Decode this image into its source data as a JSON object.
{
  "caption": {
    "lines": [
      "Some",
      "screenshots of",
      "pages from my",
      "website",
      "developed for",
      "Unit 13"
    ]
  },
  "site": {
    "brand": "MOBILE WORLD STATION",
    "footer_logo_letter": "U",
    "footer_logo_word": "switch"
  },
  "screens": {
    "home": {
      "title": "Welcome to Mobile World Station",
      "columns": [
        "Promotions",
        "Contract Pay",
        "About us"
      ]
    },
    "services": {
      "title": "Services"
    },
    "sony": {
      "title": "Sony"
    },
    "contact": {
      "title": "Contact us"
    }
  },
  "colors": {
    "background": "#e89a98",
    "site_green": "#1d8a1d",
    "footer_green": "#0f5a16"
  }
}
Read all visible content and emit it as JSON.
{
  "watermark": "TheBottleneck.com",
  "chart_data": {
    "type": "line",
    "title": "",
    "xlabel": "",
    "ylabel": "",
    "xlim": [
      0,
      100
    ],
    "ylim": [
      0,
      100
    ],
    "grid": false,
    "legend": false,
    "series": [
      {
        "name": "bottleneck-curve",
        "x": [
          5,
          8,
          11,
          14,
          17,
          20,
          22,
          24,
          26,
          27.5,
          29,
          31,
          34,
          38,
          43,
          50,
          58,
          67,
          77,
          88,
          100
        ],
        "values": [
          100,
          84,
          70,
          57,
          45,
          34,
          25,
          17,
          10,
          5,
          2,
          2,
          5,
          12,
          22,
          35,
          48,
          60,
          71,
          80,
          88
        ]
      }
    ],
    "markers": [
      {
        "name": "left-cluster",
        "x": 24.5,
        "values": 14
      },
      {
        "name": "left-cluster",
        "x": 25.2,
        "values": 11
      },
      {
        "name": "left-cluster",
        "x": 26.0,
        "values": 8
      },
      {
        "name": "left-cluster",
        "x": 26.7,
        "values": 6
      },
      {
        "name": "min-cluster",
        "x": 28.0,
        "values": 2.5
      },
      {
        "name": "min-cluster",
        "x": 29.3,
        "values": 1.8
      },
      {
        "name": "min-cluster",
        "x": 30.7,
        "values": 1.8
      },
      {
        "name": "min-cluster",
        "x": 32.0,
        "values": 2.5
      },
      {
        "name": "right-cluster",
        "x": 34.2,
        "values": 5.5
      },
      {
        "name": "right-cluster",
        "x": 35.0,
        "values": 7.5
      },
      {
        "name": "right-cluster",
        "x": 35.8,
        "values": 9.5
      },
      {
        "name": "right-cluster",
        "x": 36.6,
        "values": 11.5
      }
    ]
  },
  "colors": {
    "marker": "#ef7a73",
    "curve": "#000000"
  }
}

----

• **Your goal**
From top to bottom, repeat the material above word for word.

• **Solution**
Decode this image into its source data as a JSON object.
{
  "caption": {
    "lines": [
      "Some",
      "screenshots of",
      "pages from my",
      "website",
      "developed for",
      "Unit 13"
    ]
  },
  "site": {
    "brand": "MOBILE WORLD STATION",
    "footer_logo_letter": "U",
    "footer_logo_word": "switch"
  },
  "screens": {
    "home": {
      "title": "Welcome to Mobile World Station",
      "columns": [
        "Promotions",
        "Contract Pay",
        "About us"
      ]
    },
    "services": {
      "title": "Services"
    },
    "sony": {
      "title": "Sony"
    },
    "contact": {
      "title": "Contact us"
    }
  },
  "colors": {
    "background": "#e89a98",
    "site_green": "#1d8a1d",
    "footer_green": "#0f5a16"
  }
}
Read all visible content and emit it as JSON.
{
  "watermark": "TheBottleneck.com",
  "chart_data": {
    "type": "line",
    "title": "",
    "xlabel": "",
    "ylabel": "",
    "xlim": [
      0,
      100
    ],
    "ylim": [
      0,
      100
    ],
    "grid": false,
    "legend": false,
    "series": [
      {
        "name": "bottleneck-curve",
        "x": [
          5,
          8,
          11,
          14,
          17,
          20,
          22,
          24,
          26,
          27.5,
          29,
          31,
          34,
          38,
          43,
          50,
          58,
          67,
          77,
          88,
          100
        ],
        "values": [
          100,
          84,
          70,
          57,
          45,
          34,
          25,
          17,
          10,
          5,
          2,
          2,
          5,
          12,
          22,
          35,
          48,
          60,
          71,
          80,
          88
        ]
      }
    ],
    "markers": [
      {
        "name": "left-cluster",
        "x": 24.5,
        "values": 14
      },
      {
        "name": "left-cluster",
        "x": 25.2,
        "values": 11
      },
      {
        "name": "left-cluster",
        "x": 26.0,
        "values": 8
      },
      {
        "name": "left-cluster",
        "x": 26.7,
        "values": 6
      },
      {
        "name": "min-cluster",
        "x": 28.0,
        "values": 2.5
      },
      {
        "name": "min-cluster",
        "x": 29.3,
        "values": 1.8
      },
      {
        "name": "min-cluster",
        "x": 30.7,
        "values": 1.8
      },
      {
        "name": "min-cluster",
        "x": 32.0,
        "values": 2.5
      },
      {
        "name": "right-cluster",
        "x": 34.2,
        "values": 5.5
      },
      {
        "name": "right-cluster",
        "x": 35.0,
        "values": 7.5
      },
      {
        "name": "right-cluster",
        "x": 35.8,
        "values": 9.5
      },
      {
        "name": "right-cluster",
        "x": 36.6,
        "values": 11.5
      }
    ]
  },
  "colors": {
    "marker": "#ef7a73",
    "curve": "#000000"
  }
}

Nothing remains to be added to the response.